Consequential loss--Damage not a direct result of a covered peril, and thereby not covered, but a by-product of the damage, i.
Peril examines representations of the "college girl" in US history in books and magazines, student handbooks, and other materials.
Our partners saw in the EHP Focus article "Paving Paradise: The Peril of Impervious Surfaces" (Frazer 2005) the statement on page A459: "Asphalt is one concern, as it contains coal tar pitch, a recognized human carcinogen.
While double payments for a property violate the basic principles of indemnity, the insurer who was aware of another policy covering the risk for same peril could not thereafter complain of the insured's windfall.
RIDERS: Of those riders offered with a multi peril policy, the most common are: Earthquake, Flood, Terrorism, and Sewer Backup insurance.
Donald Graves--whose previous books include Field of Glory: The Battle of Crysler's Farm, 1813, Where Right and Glory Lead: The Battle of Lundy's Lane, 1814; Fighting for Canada: Seven Battles, 1758-1945; and South Albertas: A Canadian Regiment at War--has rightly been called the "the master of the battlefield narrative," an epithet he lives up to as he turns his attention to the sea and the Battle of the Atlantic with In Peril of the Sea.

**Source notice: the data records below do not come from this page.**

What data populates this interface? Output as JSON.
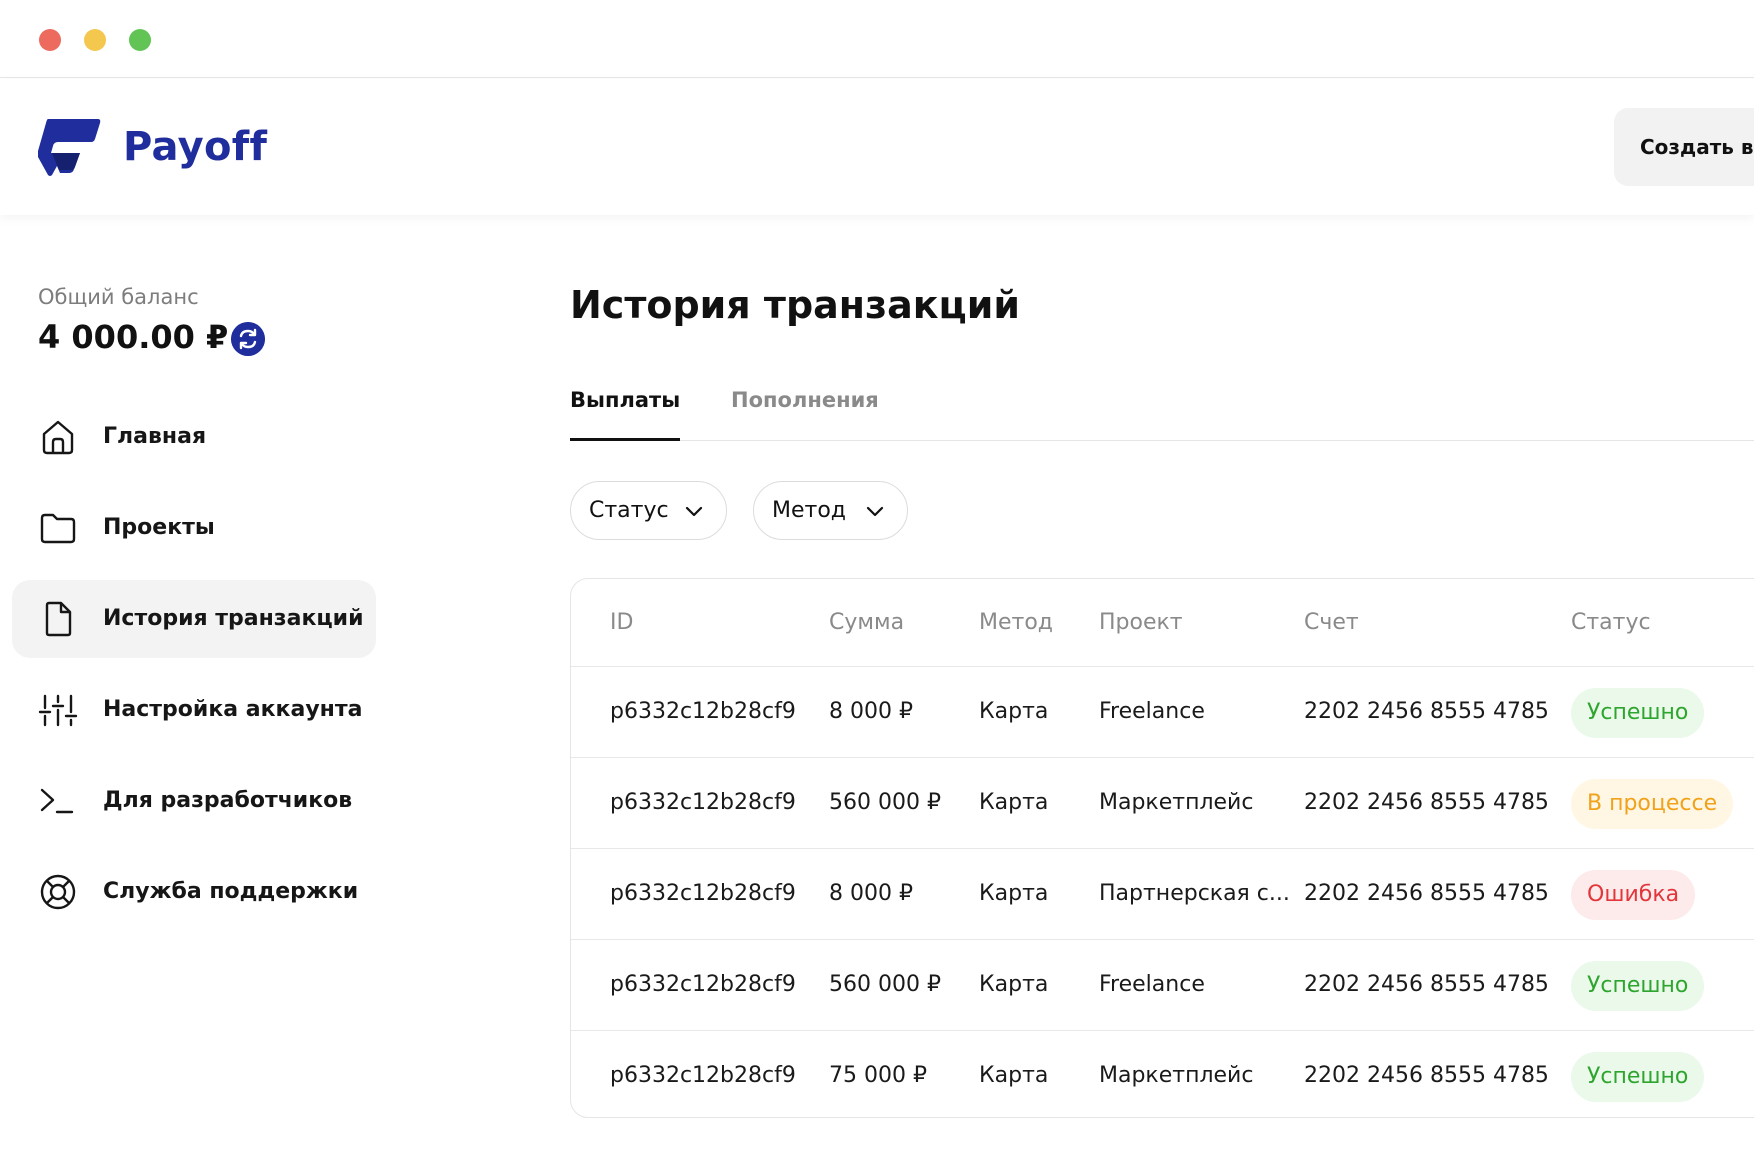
{
  "app": {
    "name": "Payoff",
    "create_button": "Создать в",
    "brand_color": "#1f2e9c"
  },
  "sidebar": {
    "balance_label": "Общий баланс",
    "balance_value": "4 000.00 ₽",
    "items": [
      {
        "label": "Главная",
        "icon": "home-icon",
        "active": false
      },
      {
        "label": "Проекты",
        "icon": "folder-icon",
        "active": false
      },
      {
        "label": "История транзакций",
        "icon": "document-icon",
        "active": true
      },
      {
        "label": "Настройка аккаунта",
        "icon": "sliders-icon",
        "active": false
      },
      {
        "label": "Для разработчиков",
        "icon": "terminal-icon",
        "active": false
      },
      {
        "label": "Служба поддержки",
        "icon": "lifebuoy-icon",
        "active": false
      }
    ]
  },
  "main": {
    "title": "История транзакций",
    "tabs": [
      {
        "label": "Выплаты",
        "active": true
      },
      {
        "label": "Пополнения",
        "active": false
      }
    ],
    "filters": [
      {
        "label": "Статус"
      },
      {
        "label": "Метод"
      }
    ],
    "table": {
      "columns": [
        "ID",
        "Сумма",
        "Метод",
        "Проект",
        "Счет",
        "Статус"
      ],
      "rows": [
        {
          "id": "p6332c12b28cf9",
          "sum": "8 000 ₽",
          "method": "Карта",
          "project": "Freelance",
          "account": "2202 2456 8555 4785",
          "status": "Успешно",
          "status_type": "success"
        },
        {
          "id": "p6332c12b28cf9",
          "sum": "560 000 ₽",
          "method": "Карта",
          "project": "Маркетплейс",
          "account": "2202 2456 8555 4785",
          "status": "В процессе",
          "status_type": "progress"
        },
        {
          "id": "p6332c12b28cf9",
          "sum": "8 000 ₽",
          "method": "Карта",
          "project": "Партнерская с...",
          "account": "2202 2456 8555 4785",
          "status": "Ошибка",
          "status_type": "error"
        },
        {
          "id": "p6332c12b28cf9",
          "sum": "560 000 ₽",
          "method": "Карта",
          "project": "Freelance",
          "account": "2202 2456 8555 4785",
          "status": "Успешно",
          "status_type": "success"
        },
        {
          "id": "p6332c12b28cf9",
          "sum": "75 000 ₽",
          "method": "Карта",
          "project": "Маркетплейс",
          "account": "2202 2456 8555 4785",
          "status": "Успешно",
          "status_type": "success"
        }
      ]
    },
    "status_colors": {
      "success": "#2ea52e",
      "progress": "#f0a21a",
      "error": "#e2363b"
    }
  }
}
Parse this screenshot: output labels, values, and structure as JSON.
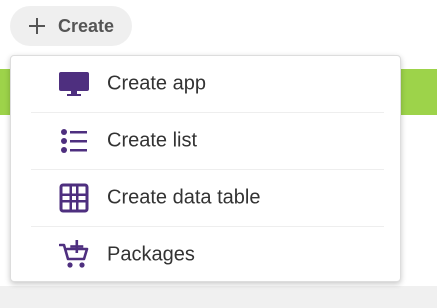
{
  "header": {
    "create_label": "Create"
  },
  "menu": {
    "items": [
      {
        "label": "Create app",
        "icon": "monitor-icon"
      },
      {
        "label": "Create list",
        "icon": "list-icon"
      },
      {
        "label": "Create data table",
        "icon": "table-icon"
      },
      {
        "label": "Packages",
        "icon": "cart-plus-icon"
      }
    ]
  },
  "colors": {
    "accent_purple": "#4e2f7f",
    "banner_green": "#9dd34a",
    "button_bg": "#efefef",
    "text": "#333333"
  }
}
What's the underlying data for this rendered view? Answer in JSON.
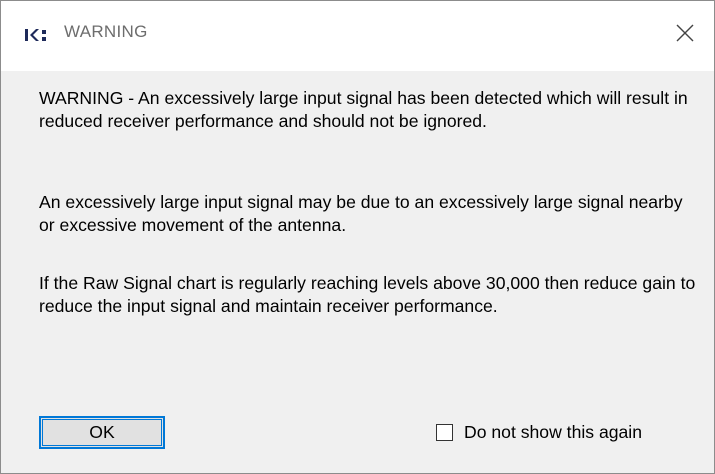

Black Peril, White Virtue: Sexual Crime in Southern Rhodesia, 1902-1935.